    • There is a "JRPG" moment near the ending of the game, the victory fanfare being that of Final Fantasy's.
    • The scientist's body parts reassemble Voltron-style. There's even a short Art Shift to make it more Animesque.
  • Slobs vs. Snobs: Paradigm's slob vs. Olof's snob.
  • Superior Successor: Olof's beefs against Paradigm is being the legitimate successor for his dead owner. The reason of death for DUPA's founder also implies that he died from the issue that Paradigm is capable of tolerating, diabetes.
  • Suspiciously Specific Denial: The drug dealer's manor features a colossal sign reading "NOT A DRUG DEALER". He is also consistently referred to as "Not a Drug Dealer".
  • Take That!
    • Prodigy Children as a whole are a big Take That! to parents who want their children to pursue the "right" goals in life and consider art degrees useless.
    • On the other hand, the game pulls no punches on pretentious artists either, most notably during the dungeon sequence.
    • Towards the end there is a massive Take That! to pay-to-win games and developers who release crucial content as DLCs. Paradigm has to scam somebody out of her money to buy a DLC that allows him to fight Olof.
  • Talking the Monster to Death: At one point, Paradigm convinces a robot to commit suicide.
  • Tomboy with a Girly Streak: The rebel leader appears pretty tough but she also swoons over her boyfriend and writes Paradigm's name on his PAGST membership card as "Parryadigmy" with a little heart over the I.
  • Trade Snark: The Cone TM
  • True Art Is Incomprehensible: Apple Head and the other reject Prodigy Children definitely seem to think so. If Paradigm asks her what true art is, she responds with an incoherent growl and notes that true artists have moved beyond human language.
  • Unlockable Content: Parodied. The final chapter is locked through a literal paywall where you either pay or unlock it through an exorbitant number of clicks. You can unlock it by telling an old lady to pay the chapter for you or do the 10,000 clicks on the spot.
  • Unusual Pets for Unusual People: The rebel leader owns a two-headed, telepathic cat.
  • Vengeful Vending Machine: Kind of. The mutant octopus inside the space dust vending machine is acerbic and apathetic but she does eventually help Paradigm just to annoy her employer/owner.
  • Weaksauce Weakness: The Cone TM is afraid of flying cones.
    • Olof can't resist climbing trees. Fitting, as he's a sloth.
  • We Can Rule Together: The Glam Metal "ending" has Paradigm suggest this, and Olof agree. Cue Crapsaccharine World of glam metal, professional wrestling, and excess enforced by "light torture".

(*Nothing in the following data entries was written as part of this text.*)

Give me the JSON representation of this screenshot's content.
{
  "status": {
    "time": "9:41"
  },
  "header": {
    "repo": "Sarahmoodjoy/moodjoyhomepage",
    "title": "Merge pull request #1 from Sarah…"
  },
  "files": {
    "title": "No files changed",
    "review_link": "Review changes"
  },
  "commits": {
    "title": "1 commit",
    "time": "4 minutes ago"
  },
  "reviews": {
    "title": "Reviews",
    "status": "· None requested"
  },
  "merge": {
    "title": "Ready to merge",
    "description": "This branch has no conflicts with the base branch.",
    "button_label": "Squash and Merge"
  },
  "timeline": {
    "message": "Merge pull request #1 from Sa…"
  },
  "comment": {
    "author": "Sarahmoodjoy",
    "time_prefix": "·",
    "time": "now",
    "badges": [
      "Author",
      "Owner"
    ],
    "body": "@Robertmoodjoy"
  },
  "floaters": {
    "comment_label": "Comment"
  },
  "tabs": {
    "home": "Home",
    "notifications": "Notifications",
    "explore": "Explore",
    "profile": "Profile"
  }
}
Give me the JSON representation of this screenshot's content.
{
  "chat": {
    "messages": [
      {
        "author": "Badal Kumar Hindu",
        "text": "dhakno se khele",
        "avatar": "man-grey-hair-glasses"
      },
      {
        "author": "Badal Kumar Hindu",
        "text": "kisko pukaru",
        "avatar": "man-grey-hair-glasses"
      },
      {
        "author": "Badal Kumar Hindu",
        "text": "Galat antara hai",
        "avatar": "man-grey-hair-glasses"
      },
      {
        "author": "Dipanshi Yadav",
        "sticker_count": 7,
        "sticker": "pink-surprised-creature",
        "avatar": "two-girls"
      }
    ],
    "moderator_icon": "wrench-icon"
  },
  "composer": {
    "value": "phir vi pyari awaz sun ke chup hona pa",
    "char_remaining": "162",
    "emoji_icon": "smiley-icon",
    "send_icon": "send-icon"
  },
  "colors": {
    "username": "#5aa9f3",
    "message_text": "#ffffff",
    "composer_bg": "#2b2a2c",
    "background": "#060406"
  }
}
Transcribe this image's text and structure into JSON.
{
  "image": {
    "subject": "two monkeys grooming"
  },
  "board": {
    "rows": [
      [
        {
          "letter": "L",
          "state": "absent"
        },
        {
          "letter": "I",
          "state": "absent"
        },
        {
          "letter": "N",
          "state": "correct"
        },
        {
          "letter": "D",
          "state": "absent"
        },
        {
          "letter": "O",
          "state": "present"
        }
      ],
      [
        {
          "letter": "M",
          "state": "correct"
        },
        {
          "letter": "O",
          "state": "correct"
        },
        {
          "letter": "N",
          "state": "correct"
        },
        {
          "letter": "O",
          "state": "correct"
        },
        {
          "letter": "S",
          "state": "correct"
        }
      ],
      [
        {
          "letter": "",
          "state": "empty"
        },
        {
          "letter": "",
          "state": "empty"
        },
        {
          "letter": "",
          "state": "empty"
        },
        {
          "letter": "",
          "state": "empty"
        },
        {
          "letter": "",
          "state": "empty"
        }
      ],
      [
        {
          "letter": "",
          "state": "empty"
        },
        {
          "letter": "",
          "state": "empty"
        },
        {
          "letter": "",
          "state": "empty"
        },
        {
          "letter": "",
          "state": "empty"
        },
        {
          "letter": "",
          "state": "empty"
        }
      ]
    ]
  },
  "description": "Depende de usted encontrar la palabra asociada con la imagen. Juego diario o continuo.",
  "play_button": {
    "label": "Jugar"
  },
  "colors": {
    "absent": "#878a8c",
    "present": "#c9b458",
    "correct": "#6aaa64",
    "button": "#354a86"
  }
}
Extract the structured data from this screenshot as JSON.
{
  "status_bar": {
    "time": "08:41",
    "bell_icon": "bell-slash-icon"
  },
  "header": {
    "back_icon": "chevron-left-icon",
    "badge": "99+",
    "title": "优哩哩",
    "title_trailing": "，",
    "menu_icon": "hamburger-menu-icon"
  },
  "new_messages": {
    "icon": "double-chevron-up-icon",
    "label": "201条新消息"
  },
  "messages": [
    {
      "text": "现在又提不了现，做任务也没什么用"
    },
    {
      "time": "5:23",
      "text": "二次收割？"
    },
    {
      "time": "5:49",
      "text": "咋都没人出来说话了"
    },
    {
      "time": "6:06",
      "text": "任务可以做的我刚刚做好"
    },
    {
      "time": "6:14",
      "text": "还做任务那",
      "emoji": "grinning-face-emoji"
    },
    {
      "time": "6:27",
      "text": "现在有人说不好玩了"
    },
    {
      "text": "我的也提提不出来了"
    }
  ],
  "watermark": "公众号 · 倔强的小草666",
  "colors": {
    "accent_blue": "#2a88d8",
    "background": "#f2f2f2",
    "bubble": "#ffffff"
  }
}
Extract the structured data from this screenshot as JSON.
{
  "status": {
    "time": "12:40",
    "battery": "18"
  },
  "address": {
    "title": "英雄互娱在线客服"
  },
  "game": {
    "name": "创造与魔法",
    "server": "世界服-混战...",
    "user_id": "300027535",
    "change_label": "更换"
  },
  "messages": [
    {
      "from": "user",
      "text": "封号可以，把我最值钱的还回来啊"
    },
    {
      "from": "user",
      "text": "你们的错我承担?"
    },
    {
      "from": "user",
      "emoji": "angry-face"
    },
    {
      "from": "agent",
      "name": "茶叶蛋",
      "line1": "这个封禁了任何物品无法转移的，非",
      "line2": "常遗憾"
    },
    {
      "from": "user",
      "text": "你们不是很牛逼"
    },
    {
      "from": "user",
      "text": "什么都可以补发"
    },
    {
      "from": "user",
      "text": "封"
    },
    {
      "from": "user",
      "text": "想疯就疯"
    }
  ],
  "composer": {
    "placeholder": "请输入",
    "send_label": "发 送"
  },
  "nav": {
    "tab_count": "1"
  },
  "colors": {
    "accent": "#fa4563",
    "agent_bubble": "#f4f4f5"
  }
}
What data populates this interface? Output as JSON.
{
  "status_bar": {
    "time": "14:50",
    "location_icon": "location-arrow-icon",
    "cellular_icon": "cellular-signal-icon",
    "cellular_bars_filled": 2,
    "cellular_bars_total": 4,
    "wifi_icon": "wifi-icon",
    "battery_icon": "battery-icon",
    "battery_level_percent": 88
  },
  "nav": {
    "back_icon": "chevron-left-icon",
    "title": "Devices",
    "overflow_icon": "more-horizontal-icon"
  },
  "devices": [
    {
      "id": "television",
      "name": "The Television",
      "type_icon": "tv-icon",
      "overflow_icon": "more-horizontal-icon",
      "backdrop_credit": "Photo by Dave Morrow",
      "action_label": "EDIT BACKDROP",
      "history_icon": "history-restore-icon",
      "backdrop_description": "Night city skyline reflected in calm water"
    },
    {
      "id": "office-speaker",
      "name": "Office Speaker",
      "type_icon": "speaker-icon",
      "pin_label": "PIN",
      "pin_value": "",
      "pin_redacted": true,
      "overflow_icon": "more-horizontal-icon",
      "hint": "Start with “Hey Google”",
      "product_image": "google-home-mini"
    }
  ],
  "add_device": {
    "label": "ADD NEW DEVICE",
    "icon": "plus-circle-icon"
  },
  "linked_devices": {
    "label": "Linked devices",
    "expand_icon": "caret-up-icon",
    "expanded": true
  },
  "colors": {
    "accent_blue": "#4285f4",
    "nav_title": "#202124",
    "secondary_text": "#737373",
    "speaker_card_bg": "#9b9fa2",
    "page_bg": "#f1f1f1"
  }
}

Top

How well does it match the trope?

Example of:

/

Media sources:

/

Report